## [Given entries]
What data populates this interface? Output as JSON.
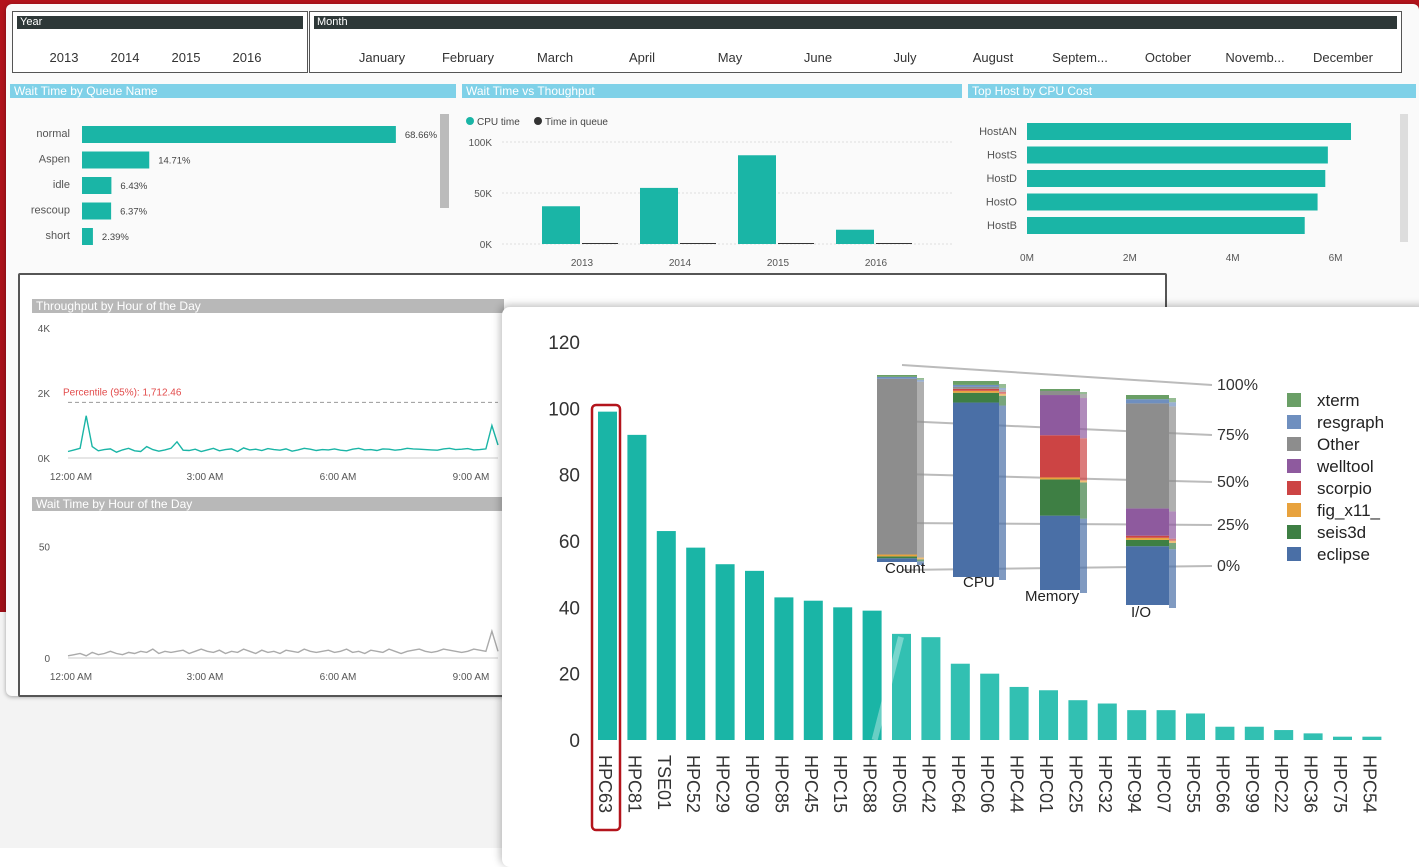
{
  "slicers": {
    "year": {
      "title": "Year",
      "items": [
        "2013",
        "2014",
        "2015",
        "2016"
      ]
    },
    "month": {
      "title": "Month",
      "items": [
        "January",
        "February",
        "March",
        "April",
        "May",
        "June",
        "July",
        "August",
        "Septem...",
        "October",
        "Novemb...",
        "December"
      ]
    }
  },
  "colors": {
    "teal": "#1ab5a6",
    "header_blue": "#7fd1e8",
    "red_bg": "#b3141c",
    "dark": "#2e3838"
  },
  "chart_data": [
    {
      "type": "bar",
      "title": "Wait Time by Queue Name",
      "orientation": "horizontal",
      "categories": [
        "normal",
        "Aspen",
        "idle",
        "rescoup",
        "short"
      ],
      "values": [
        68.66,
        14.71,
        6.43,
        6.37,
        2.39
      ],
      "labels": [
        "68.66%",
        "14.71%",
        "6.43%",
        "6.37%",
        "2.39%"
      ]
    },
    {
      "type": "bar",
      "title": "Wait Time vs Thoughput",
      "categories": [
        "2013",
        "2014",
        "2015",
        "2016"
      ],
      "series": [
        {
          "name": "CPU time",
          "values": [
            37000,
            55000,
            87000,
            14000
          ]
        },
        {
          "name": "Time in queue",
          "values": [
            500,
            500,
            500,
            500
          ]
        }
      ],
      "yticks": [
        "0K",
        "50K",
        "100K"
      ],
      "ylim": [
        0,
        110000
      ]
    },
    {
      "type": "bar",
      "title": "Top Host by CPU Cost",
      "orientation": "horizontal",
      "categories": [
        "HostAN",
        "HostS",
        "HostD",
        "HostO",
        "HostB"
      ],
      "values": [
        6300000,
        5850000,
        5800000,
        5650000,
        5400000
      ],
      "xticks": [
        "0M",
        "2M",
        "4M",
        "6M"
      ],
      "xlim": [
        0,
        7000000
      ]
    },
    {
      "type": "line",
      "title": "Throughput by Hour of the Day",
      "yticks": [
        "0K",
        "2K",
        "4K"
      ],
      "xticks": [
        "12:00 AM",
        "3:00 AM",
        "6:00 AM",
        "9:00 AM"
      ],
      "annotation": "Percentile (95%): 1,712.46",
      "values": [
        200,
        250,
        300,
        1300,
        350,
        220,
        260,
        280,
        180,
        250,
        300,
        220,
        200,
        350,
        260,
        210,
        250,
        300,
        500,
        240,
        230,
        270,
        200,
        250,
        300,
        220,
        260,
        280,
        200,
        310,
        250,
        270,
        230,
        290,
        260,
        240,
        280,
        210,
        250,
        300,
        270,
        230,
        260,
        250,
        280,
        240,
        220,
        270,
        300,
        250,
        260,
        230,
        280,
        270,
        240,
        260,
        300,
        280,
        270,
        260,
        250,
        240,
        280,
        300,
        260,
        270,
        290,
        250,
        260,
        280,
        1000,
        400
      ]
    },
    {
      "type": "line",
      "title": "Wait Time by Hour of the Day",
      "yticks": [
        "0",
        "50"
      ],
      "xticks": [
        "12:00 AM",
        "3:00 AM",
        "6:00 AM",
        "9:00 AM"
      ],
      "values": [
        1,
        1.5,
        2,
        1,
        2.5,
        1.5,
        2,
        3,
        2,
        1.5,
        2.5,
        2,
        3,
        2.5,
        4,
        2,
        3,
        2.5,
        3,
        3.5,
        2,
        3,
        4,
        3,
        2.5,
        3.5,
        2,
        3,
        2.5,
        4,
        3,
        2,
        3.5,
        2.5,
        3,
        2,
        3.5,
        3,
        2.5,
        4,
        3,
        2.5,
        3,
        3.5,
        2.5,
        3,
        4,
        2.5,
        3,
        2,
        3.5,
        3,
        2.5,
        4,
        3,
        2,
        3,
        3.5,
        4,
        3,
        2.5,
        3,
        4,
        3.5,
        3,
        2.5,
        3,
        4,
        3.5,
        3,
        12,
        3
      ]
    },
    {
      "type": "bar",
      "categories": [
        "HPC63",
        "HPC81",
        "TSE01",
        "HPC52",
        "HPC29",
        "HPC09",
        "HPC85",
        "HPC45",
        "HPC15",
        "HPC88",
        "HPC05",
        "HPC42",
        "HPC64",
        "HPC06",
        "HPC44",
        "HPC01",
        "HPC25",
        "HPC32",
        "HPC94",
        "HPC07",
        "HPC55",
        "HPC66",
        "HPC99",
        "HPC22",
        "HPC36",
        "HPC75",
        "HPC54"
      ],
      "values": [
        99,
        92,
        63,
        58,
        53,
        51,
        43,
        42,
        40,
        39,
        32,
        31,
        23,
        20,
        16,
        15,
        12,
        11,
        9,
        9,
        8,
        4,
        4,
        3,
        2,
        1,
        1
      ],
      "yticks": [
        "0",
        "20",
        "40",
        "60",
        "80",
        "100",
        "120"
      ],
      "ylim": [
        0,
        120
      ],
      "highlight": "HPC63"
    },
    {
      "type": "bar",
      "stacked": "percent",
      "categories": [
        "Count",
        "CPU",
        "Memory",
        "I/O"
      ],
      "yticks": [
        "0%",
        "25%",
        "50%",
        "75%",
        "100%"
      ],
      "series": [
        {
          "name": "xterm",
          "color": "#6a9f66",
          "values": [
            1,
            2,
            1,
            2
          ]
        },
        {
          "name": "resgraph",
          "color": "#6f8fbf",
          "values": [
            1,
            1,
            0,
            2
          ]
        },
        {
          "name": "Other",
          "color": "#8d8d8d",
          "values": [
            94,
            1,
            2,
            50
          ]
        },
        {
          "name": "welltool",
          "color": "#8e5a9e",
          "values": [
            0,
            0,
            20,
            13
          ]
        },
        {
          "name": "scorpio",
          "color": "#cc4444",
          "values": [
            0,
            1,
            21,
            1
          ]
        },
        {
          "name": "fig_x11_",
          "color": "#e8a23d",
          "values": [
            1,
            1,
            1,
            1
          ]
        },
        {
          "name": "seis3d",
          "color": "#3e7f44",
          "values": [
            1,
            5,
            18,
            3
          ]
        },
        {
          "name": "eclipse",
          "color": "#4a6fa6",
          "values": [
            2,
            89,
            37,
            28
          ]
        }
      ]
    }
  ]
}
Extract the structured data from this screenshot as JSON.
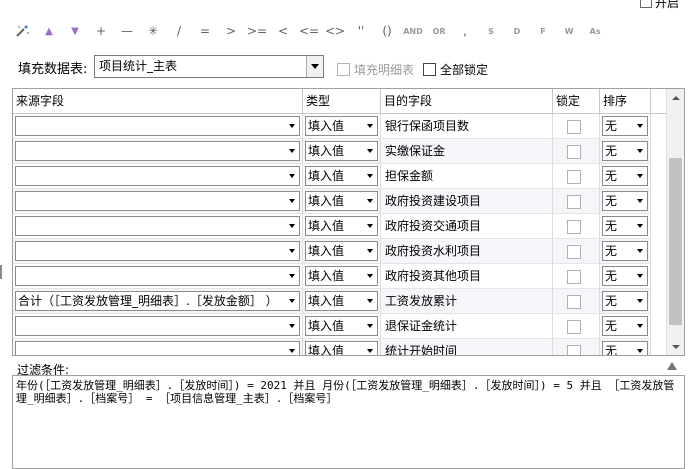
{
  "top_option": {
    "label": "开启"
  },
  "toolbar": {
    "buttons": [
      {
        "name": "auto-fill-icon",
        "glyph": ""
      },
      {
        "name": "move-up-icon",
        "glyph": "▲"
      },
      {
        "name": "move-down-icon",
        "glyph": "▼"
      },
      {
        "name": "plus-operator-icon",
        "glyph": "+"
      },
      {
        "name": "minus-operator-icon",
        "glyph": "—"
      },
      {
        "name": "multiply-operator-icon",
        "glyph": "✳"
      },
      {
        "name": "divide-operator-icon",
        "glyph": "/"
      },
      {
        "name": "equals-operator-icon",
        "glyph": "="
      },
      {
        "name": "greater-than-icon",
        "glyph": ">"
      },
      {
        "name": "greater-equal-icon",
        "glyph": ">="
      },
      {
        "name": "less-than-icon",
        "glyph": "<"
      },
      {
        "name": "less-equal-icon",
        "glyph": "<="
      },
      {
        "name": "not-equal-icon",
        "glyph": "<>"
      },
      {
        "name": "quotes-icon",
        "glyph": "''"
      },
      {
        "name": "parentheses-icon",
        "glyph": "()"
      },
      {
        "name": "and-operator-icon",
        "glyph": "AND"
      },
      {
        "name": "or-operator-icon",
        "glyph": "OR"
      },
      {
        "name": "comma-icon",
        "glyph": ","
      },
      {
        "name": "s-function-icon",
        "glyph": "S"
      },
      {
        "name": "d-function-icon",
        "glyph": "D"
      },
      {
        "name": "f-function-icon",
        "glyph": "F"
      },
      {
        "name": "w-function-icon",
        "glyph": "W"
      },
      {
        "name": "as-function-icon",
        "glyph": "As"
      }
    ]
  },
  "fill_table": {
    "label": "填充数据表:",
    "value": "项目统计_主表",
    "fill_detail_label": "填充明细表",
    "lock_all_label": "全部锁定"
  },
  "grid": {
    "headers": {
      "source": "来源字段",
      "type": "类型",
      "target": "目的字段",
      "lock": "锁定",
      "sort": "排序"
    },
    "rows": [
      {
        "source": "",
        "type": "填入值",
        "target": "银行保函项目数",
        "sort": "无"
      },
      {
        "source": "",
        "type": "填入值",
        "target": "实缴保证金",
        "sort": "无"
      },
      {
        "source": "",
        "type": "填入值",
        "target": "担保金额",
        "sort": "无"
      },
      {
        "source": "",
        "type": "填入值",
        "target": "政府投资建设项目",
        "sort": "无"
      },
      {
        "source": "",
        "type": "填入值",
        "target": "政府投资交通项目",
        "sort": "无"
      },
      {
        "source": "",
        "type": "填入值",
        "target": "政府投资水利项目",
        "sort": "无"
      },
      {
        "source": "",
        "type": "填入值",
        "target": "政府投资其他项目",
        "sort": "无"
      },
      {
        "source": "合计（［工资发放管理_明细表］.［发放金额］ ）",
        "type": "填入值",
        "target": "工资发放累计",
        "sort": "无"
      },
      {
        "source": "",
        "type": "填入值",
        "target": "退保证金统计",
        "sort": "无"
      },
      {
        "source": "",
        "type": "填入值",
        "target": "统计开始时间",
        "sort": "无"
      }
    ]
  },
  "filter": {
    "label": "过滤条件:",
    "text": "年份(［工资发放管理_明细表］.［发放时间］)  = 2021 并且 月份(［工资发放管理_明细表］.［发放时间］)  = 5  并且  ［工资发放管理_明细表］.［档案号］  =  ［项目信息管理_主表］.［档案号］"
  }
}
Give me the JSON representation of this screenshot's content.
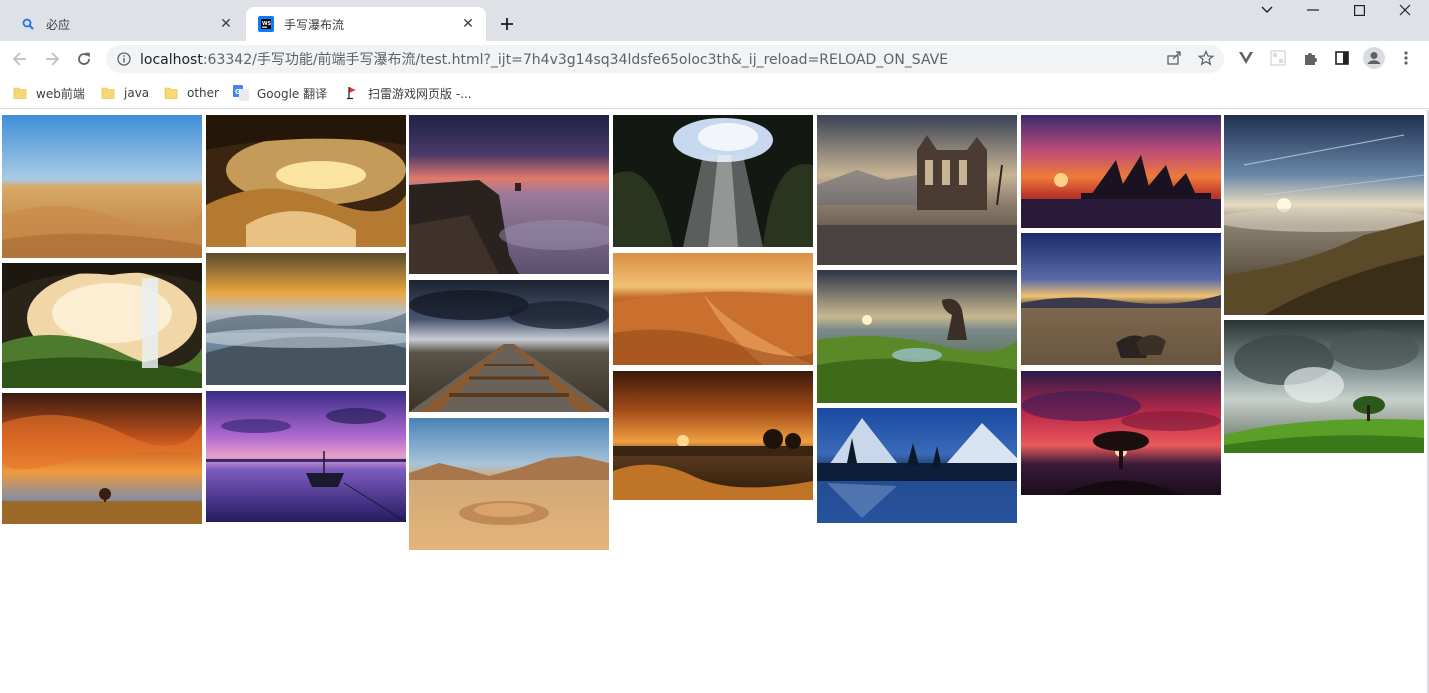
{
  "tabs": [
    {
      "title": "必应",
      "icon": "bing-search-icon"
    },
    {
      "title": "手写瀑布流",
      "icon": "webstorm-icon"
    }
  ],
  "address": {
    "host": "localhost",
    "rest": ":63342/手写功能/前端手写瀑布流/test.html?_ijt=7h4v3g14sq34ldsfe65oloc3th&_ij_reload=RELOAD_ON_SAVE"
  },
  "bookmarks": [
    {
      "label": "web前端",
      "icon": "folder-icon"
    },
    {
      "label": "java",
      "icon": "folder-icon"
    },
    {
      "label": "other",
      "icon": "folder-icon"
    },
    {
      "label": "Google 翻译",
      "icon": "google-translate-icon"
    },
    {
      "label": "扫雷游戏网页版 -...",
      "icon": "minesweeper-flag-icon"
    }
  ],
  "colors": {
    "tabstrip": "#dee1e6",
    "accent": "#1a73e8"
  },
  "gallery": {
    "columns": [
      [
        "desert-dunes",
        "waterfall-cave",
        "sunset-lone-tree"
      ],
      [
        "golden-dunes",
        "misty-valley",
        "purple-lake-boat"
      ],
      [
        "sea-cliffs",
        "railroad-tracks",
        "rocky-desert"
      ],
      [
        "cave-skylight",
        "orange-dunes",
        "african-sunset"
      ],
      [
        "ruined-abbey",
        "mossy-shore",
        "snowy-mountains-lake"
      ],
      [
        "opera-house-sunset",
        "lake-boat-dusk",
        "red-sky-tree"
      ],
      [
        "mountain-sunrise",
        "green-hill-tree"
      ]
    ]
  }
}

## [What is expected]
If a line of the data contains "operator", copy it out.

## [Solved exercise]
        "name": "plus-operator-icon",
        "name": "minus-operator-icon",
        "name": "multiply-operator-icon",
        "name": "divide-operator-icon",
        "name": "equals-operator-icon",
        "name": "and-operator-icon",
        "name": "or-operator-icon",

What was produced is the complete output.